community, while giving employees the opportunity to broaden their
horizons and develop new skills.
Cabinet Member for Housing and Community Safety, Councillor Ann
OíByrne, has been instrumental in driving forward the introduction
of the scheme.
Ann OíByrne said:- "We know a number of our staff
already give up their time during evenings and weekends for the good
of the community; and at the same time, many are keen to volunteer,
but canít find the time.
We hope this scheme will make a real difference, by encouraging lots
more staff to volunteer, while enabling those who already volunteer
to do even more.
Itís vital that the city council supports the charitable work of our
staff, because we recognise the important contribution this work
makes to the wider community. Itís also a great way for us to invest
in the development of our staff, giving them valuable skills and
experience, as well as the opportunity to meet new people and
explore new challenges."
The scheme has got off to a great start, with the first batch of
council officers already taking advantage of it. Veronica Mannix, a
council finance officer, is a Marie Curie volunteer who spends a
minimum of three hours a week visiting people with terminal cancer
in their homes, providing company, advice and a listening ear. The
scheme has given Veronica more flexibility to carry out her role.
Ann OíByrne said:- "I can now undertake some daytime visits rather
than relying on evenings and weekends, which in turn has helped the
people I visit who often spend more time alone mid-week."
Licensing officer Karl Lloyd volunteers with Liverpool West Derby
Sea Cadets, one of 400 units making up the UKís largest maritime
youth charity. 2 evenings a week, he trains young cadets in
nautical skills and helps them achieve their Duke of Edinburgh
Award. He has just used his five additional days leave to take a
group, who had never ventured out of the city before, to Weymouth.
Karl said:- "It is fantastic to have the backing of your
employer to go out and do something like this."
Community cohesion development officer Gosia McKane is using her
time to increase the work she does with community organisation,
Merseyside Polonia. Gosia, who is originally from Poland, founded
Polonia in 2009, to strengthen the bonds between the cityís Polish
population and other local communities. The new scheme means she has
more time to spend on the future development of the organisation.
Gosia said:- "My experience of coming to Liverpool has been
very positive. I want other Polish people to feel that too. Itís a
great city that they can be an active member of. Iím really happy to
have this extra time to volunteer and make a difference in the
The Employee Volunteering Scheme aims to support an increased take
up of volunteering by council staff, and encourage them to continue
volunteering in their own time outside the scheme.

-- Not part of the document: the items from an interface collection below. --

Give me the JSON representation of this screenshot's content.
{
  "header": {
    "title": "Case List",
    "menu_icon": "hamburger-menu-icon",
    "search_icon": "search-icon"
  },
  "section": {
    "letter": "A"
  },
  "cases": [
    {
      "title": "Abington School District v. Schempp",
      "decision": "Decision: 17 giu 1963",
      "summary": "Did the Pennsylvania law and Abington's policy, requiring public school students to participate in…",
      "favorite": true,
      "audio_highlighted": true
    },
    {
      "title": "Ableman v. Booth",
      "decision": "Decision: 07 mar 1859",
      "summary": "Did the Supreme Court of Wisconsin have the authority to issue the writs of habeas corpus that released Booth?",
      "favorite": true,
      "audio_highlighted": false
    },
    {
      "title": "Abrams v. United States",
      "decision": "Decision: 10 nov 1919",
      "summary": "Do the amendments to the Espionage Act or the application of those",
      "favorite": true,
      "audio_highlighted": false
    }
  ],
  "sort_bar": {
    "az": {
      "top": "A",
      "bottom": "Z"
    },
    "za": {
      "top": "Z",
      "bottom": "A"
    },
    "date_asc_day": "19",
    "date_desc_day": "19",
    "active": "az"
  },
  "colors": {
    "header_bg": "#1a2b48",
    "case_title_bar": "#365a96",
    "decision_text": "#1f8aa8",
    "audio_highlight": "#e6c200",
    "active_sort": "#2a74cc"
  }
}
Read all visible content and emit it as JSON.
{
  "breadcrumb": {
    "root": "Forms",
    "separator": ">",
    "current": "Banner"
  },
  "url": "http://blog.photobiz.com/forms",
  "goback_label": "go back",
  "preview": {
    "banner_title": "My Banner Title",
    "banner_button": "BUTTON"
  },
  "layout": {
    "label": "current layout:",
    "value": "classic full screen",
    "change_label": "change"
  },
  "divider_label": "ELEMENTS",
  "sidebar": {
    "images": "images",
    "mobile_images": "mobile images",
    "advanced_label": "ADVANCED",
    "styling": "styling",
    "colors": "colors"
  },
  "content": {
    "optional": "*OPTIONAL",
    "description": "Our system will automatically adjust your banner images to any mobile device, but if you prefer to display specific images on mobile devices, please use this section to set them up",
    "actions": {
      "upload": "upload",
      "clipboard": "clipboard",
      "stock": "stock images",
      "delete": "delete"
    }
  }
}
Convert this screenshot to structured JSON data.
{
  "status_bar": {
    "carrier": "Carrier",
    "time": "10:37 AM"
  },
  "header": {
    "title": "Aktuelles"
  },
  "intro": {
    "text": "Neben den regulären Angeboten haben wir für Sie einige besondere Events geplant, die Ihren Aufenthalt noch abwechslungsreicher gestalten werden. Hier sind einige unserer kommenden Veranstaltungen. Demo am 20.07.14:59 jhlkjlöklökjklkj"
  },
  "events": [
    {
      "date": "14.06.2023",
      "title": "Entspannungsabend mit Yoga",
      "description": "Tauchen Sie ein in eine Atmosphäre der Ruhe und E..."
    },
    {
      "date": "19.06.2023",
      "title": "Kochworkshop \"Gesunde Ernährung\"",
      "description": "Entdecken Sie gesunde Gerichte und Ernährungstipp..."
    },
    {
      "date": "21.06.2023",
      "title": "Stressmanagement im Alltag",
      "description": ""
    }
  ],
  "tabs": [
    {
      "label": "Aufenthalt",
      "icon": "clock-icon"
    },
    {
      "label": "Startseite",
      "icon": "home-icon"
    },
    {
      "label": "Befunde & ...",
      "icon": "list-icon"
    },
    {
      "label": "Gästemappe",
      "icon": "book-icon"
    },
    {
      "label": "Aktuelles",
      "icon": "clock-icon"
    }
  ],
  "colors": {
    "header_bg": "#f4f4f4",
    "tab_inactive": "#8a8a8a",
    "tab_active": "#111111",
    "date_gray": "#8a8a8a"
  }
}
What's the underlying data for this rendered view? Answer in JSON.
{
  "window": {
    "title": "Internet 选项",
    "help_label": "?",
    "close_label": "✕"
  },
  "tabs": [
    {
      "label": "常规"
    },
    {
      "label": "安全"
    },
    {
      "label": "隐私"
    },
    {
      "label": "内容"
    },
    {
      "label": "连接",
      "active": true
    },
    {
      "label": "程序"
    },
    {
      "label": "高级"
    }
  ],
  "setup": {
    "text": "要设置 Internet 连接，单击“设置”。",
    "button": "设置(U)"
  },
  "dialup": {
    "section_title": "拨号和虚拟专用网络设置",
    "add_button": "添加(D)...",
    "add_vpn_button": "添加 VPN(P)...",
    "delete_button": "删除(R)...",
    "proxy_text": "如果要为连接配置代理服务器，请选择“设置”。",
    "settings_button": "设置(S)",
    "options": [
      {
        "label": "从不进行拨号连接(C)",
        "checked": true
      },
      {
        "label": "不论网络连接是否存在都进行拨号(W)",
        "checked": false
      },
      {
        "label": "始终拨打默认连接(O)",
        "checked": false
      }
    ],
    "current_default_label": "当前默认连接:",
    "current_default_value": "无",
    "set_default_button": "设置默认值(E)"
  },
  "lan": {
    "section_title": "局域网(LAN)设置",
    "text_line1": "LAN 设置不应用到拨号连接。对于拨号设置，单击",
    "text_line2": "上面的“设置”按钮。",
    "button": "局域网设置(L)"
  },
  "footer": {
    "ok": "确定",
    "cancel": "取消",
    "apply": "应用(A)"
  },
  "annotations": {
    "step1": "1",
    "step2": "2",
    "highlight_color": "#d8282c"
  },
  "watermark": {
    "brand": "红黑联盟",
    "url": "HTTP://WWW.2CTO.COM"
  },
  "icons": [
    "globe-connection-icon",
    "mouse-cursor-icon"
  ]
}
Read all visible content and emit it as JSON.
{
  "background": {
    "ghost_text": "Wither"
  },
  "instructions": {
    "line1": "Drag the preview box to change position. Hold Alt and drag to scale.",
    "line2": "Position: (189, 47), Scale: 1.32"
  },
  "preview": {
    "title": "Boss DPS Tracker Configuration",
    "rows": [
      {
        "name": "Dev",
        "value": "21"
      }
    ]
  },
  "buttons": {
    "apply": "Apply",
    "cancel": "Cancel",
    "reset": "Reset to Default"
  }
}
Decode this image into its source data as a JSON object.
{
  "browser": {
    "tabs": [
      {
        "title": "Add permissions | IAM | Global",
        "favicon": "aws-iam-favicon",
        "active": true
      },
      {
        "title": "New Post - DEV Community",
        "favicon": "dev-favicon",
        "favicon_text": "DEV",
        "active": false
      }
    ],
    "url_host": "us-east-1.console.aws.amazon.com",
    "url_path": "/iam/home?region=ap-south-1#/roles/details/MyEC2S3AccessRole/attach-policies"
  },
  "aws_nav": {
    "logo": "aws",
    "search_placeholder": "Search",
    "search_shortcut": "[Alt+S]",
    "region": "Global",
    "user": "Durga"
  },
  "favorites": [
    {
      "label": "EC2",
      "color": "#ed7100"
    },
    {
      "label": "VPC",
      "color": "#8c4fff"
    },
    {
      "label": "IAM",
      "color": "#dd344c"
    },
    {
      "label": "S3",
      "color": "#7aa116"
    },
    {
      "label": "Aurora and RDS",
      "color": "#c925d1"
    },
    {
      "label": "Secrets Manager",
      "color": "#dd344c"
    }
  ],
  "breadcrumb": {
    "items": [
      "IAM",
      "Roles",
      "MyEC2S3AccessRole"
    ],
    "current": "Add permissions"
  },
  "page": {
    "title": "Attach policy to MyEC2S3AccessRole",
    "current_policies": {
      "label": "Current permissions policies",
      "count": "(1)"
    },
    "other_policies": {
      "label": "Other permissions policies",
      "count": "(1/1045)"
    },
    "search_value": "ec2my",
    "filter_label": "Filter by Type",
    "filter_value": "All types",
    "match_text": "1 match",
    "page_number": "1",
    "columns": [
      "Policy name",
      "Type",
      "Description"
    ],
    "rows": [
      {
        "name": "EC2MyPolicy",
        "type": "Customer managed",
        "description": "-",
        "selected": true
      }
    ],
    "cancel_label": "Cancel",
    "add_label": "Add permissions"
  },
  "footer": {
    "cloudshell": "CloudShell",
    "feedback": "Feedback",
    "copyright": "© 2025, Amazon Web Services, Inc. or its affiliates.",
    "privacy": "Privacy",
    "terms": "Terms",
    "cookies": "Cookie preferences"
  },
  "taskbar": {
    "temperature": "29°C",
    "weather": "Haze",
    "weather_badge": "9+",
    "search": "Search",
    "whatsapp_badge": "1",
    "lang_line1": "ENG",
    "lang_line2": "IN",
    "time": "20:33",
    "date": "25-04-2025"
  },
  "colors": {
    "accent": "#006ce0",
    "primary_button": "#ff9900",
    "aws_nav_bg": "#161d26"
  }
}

All those who
take part need to provide evidence of how their work will directly
assist the community, and the developmental benefits they will gain
from their work.
The scheme is open to all council employees who have completed their
probationary period with the authority, except for teachers,
school-based staff and secondary's.